Didi’s decision, announced on Friday (15 Feb), to cut 15% of its workforce came not really as a surprise.
In fact, some of those potentially affected have been lauding the company for only announcing it after Chinese New Year (such that their mood for New Year was not dampened).
We wrote in October 2016, shortly after Didi acquired Uber China, that it was far from winning the war in China.
And it seems our predictions were apt. More than two years after the acquisition, Didi still faced two major challenges we elaborated on then: the government, as well as justifying of its valuation.
It is also not a secret that the indefinite suspension of Didi’s carpooling service has a significant impact not only to Didi’s ride numbers, but also its ability to balance peaks and lows of demand in order to achieve profitability.
As players in adjacent areas attacked Didi’s core market, Didi is forced to invest in new services to defend itself:
- It ploughed a lot of money into ofo, and subsequently launched its own bike sharing/rental service.
- It had to defend itself against attacks by Meituan by launching its own food delivery service with significant subsidies.
- A number of car manufacturers entered the fray, notably Geely through its Caocao car hailing service, coupled with more stringent local regulations, in many cities forced Didi to invest in buying cars and hiring drivers – thus deviating from its asset light model.
There are also rumours that Didi’s huge loss in 2018, which it attributed to driver subsidies (reported to be CNY 11.3 billion), was actually due to fines it had to pay to different local authorities for violating various rules (e.g. mandatory local drivers + locally registered cars).
In addition, the investment in Brazil and Mexico to directly clash with Uber (do not forget Uber is Didi’s largest shareholder), is also a costly attempt to diversify and grow.
As we argued then, Didi could be a very profitable business, albeit not at the current level of valuation. Didi would need to keep exploring new areas
Now it is more and more apparent that driverless cars etc. are not as imminent as people had previous thought.
In the meantime, all these distractions, including Ofo, Meituan, murder of passengers (and subsequent suspension of carpooling services) etc. take a lot of management, strategic and operational attention of Didi. The result is that the company is stuck in a constantly defensive mode.
We are still confident that Didi will sail through the current woes.
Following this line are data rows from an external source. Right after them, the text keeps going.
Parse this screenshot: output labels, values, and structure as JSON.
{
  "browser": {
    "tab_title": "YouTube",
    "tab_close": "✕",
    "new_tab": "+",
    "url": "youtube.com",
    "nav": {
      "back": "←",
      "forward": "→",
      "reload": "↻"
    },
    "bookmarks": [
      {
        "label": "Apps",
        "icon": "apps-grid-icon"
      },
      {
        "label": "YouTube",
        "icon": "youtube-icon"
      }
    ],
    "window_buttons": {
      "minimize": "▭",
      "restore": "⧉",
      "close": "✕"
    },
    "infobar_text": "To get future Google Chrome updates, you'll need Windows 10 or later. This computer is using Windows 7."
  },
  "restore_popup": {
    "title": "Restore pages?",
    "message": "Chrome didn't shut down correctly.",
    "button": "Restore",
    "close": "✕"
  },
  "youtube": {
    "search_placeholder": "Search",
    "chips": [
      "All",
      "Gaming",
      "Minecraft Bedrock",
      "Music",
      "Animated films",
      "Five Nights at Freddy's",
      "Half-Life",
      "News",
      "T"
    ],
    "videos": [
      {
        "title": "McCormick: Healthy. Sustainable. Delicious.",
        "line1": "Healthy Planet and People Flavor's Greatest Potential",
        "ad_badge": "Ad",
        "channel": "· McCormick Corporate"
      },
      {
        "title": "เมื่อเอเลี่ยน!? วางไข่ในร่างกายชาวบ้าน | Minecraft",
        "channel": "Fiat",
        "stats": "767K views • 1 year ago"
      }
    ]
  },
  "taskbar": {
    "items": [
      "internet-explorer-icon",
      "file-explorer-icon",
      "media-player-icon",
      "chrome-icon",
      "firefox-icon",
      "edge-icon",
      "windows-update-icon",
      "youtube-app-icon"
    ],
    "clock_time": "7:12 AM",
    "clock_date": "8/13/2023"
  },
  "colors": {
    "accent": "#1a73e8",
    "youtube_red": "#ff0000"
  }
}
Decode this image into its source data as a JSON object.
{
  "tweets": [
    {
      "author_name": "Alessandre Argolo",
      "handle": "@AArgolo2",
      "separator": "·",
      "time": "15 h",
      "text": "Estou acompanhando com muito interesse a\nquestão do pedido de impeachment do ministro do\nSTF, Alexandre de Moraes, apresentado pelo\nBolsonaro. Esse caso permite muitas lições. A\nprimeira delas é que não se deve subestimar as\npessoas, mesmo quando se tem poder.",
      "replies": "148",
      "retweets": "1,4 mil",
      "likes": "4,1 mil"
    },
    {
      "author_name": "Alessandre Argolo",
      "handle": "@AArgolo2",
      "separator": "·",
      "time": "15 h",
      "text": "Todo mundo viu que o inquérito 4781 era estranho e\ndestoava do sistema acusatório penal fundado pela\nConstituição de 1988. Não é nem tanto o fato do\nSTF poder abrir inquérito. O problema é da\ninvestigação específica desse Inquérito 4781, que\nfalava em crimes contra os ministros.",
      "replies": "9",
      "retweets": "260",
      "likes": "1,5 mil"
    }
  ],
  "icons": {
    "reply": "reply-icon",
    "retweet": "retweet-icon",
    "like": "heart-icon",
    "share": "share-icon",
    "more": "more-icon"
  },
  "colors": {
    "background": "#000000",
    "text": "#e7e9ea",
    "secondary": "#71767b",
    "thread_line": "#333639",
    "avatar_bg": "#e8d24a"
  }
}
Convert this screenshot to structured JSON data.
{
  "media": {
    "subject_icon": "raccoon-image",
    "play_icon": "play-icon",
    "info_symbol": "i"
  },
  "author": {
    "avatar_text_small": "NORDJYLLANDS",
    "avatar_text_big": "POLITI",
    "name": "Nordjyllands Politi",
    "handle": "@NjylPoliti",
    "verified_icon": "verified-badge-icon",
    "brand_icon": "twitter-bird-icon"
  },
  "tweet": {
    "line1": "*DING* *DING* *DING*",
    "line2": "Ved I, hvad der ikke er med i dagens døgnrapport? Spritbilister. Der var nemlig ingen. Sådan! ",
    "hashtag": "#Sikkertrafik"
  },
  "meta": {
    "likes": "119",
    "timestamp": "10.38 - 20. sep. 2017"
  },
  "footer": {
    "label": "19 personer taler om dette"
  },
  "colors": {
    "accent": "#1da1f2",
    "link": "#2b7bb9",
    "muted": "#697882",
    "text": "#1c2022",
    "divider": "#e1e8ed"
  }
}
In fact, the restructuring, if done correctly, will rid it of some baggage and bad habits accumulated over the past couple of years.
However, will a leaner Didi secure a good exit for its current investors as well as the team? That we have to see.